Feb, 16 2015 / /

By Lauren Castle

The National Center for Arts Research has found that organizations that primarily serve children engage more people. Also, organizations targeting children have lower marketing expenses that yield higher attendance, higher program and overall earned revenue, as well as higher development expenses that yield lower unrestricted and total contributions. This puzzling finding seems to suggest that parent-contributors have a short-term focus on immediate benefits for their children without necessarily supporting the long-term financial health of the organization.

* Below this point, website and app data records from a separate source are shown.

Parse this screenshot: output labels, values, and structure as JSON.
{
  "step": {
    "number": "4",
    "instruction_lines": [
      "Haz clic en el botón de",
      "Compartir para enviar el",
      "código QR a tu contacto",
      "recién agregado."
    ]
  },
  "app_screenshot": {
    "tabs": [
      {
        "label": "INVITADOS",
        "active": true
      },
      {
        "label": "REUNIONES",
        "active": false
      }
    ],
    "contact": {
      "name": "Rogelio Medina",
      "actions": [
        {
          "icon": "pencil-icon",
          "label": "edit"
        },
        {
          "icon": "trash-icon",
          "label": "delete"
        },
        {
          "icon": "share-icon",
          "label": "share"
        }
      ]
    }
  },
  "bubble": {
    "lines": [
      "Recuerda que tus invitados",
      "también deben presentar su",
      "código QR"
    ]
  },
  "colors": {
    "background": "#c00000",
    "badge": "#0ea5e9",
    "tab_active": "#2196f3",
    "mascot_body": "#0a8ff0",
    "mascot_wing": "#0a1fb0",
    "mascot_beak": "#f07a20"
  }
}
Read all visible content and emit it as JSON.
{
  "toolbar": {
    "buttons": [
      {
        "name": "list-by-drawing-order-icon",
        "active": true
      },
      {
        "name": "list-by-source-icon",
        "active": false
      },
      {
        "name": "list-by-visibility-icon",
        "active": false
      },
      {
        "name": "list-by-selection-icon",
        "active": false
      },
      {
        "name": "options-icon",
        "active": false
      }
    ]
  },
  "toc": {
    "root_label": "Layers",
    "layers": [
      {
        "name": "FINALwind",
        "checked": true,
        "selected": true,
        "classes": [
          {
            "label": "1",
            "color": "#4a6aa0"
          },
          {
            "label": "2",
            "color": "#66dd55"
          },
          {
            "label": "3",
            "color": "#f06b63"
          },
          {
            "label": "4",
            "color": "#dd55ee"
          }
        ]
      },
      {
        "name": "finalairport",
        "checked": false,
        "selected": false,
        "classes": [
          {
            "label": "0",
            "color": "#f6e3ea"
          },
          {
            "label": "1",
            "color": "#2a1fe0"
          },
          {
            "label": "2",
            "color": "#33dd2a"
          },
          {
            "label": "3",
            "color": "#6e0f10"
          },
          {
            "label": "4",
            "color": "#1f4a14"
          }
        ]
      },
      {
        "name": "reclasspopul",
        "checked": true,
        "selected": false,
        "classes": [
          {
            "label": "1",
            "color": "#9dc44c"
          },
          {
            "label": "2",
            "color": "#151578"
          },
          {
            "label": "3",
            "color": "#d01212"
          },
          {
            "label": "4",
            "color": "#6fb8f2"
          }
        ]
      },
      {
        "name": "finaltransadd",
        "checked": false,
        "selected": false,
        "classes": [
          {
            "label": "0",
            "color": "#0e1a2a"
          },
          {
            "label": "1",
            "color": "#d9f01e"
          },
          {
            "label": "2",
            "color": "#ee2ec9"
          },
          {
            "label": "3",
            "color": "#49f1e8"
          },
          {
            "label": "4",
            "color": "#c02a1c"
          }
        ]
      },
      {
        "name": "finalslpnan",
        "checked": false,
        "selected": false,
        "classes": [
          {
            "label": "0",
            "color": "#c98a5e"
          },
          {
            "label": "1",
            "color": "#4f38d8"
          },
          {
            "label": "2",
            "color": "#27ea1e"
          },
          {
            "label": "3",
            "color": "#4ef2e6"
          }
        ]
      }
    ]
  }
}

In the National Center for Arts Research’s second report, our research team has studied how different operating conditions and community characteristics can drive performance. The research shows that organizations that primarily serve children tend to show interesting results. Here are a few:

  • Organizations that target kids attract lower overall contributions whereas those that target young adults have higher levels of contributed revenue.
  • Corporate giving, individual giving and foundation support are lower in organizations that target kids.
  • Trustee contributions are comparatively higher for children’s organizations.
  • Targeting children leads to higher levels of earned revenue overall.
  • Targeting kids can help increase program revenue, which includes all revenue earned through the attraction of attendees and participants.
  • Targeting kids can help increase in-person attendance.
  • Children’s organizations tend to have high programming expenses.
  • Organizations that target kids (preK-12) have comparably higher current assets and lower current liabilities, so higher working capital.
  • Communities with a higher percentage of kids and a higher socioeconomic level tend to have organizations with higher current assets.
  • Organizations that target children tend to have a higher level of available cash.

To determine these findings, NCAR mapped the Arts and Cultural Ecosystem. The Ecosystem has three elements that can impact performance: arts and cultural organizations, cultural policy, and the community. 

See more: A Look at the Arts & Culture Ecosytem 

Going forward, the National Center for Arts Research will continue to supply evidence-based insights, including a fully interactive dashboard in 2015. There’s no one-size-fits-all performance measure or objective in a diverse field, but our team encourages insights into what‘s working—and what might not be working—in the arts ecosystem.